Incumbent Deputy Mayor Debbie Myles criticized the rest of Council for failing to follow the detailed program she prescribed to foster more transparency and accountability with both Council and senior staff. She asked why Council Meetings aren’t recorded and made available online. She cited an instance in which County Council was found to have acted improperly with respect to a property in Southampton.

Councillor candidate Patricia Greig mentioned her three previous terms on Council. She stressed that careful research and planning can increase the urgency and credibility of funding requests to senior governments.

Councillor candidate Yvette Roberts (who is a member of MNBP’s Attainable Housing Task Force) identified affordable/attainable housing as her highest priority. She pointed out that a very small number of MNBP residents live in rental housing because there is no housing available to rent. She suggested several strategies to improve this situation.

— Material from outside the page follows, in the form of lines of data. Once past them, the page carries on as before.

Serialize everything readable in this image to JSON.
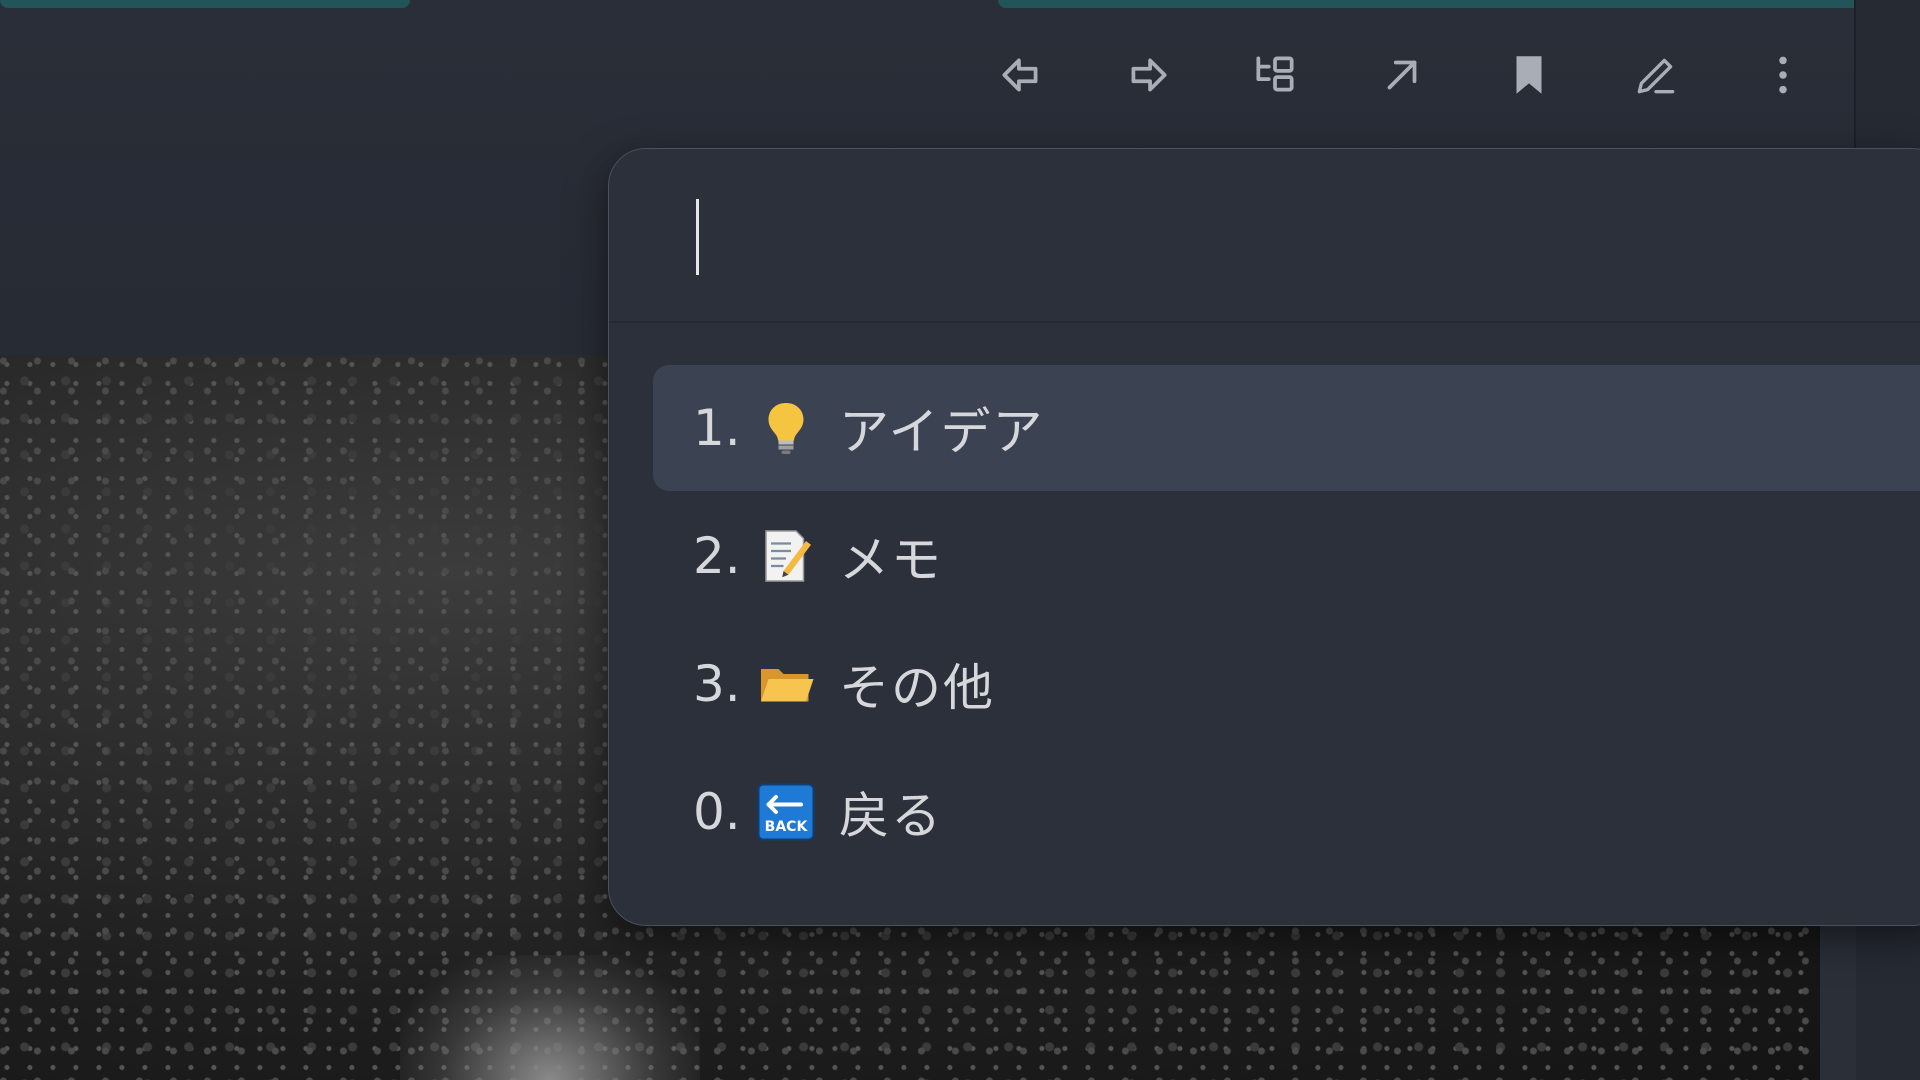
{
  "toolbar": {
    "buttons": [
      {
        "name": "navigate-back",
        "icon": "arrow-left-icon"
      },
      {
        "name": "navigate-forward",
        "icon": "arrow-right-icon"
      },
      {
        "name": "reveal-in-tree",
        "icon": "tree-structure-icon"
      },
      {
        "name": "open-in-new",
        "icon": "arrow-up-right-icon"
      },
      {
        "name": "bookmark",
        "icon": "bookmark-icon"
      },
      {
        "name": "edit",
        "icon": "pencil-icon"
      },
      {
        "name": "more-options",
        "icon": "more-vertical-icon"
      }
    ]
  },
  "prompt": {
    "input_value": "",
    "placeholder": ""
  },
  "suggestions": [
    {
      "number": "1.",
      "icon": "lightbulb-icon",
      "label": "アイデア",
      "selected": true
    },
    {
      "number": "2.",
      "icon": "memo-icon",
      "label": "メモ",
      "selected": false
    },
    {
      "number": "3.",
      "icon": "folder-icon",
      "label": "その他",
      "selected": false
    },
    {
      "number": "0.",
      "icon": "back-icon",
      "label": "戻る",
      "selected": false
    }
  ],
  "colors": {
    "background": "#262a33",
    "modal": "#2b303b",
    "selected_row": "#3b4252",
    "tab_accent": "#22555a",
    "icon": "#a9adb6"
  }
}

Councillor candidate Aman Sohrab works as a nurse at the Lion’s Head hospital and the Tobermory Hyperbaric Facility; he is also a volunteer firefighter and a food bank volunteer. He proposes to help find creative solutions to our social and health care problems and to demand more support from Bruce County.

Councillor candidate Todd Down stressed his varied life experience and promised to be open-minded, diligent and willing to listen to the concerns of his fellow residents.

Incumbent Councillor Laurie (Smokey) Golden expressed her pride in the municipality’s accomplishments over the last four years — the Safe Communities Committee of which she was a member, “has made a difference on an issue that affects the entire peninsula”; the implementation of STA regulations (“It wasn’t easy and it’s not perfect.”) and the Municipal Accommodations Tax (which she would like to expand to cover all accommodations, not just STAs). She applauded the creation of the Attainable Housing Task Force and the Sustainable Tourism Advisory Group (she was a member of both). She apologized to Lion’s Head for the way paid parking was implemented in 2021 (“We dropped the ball there”). She identified numerous priorities — incorporating climate change into the Comprehensive Zoning Bylaw; creating a Lion’s Head Waterfront Plan (“I know they did some surveys but not everybody lives on their computer” — we need to figure out what people want; our job is to get the best outcome.) 

Questions were posed to the candidates on a variety of subjects, including:
• Do you support closing the campground at Lion’s Head beach?
• If you can report a murder to Crimestoppers without giving your name, why do you have to give your name to register a complaint to the municipality?
• Should the municipality be putting more effort into “beautifying” the village of Lion’s Head? (They all said “yes”.)
• Would you support public input at Council Meetings?

Most answers were collaborative rather than combative, stressing the need for careful public consultation. That’s an encouraging sign, given that five of these people will have to form a team, beginning on November 15.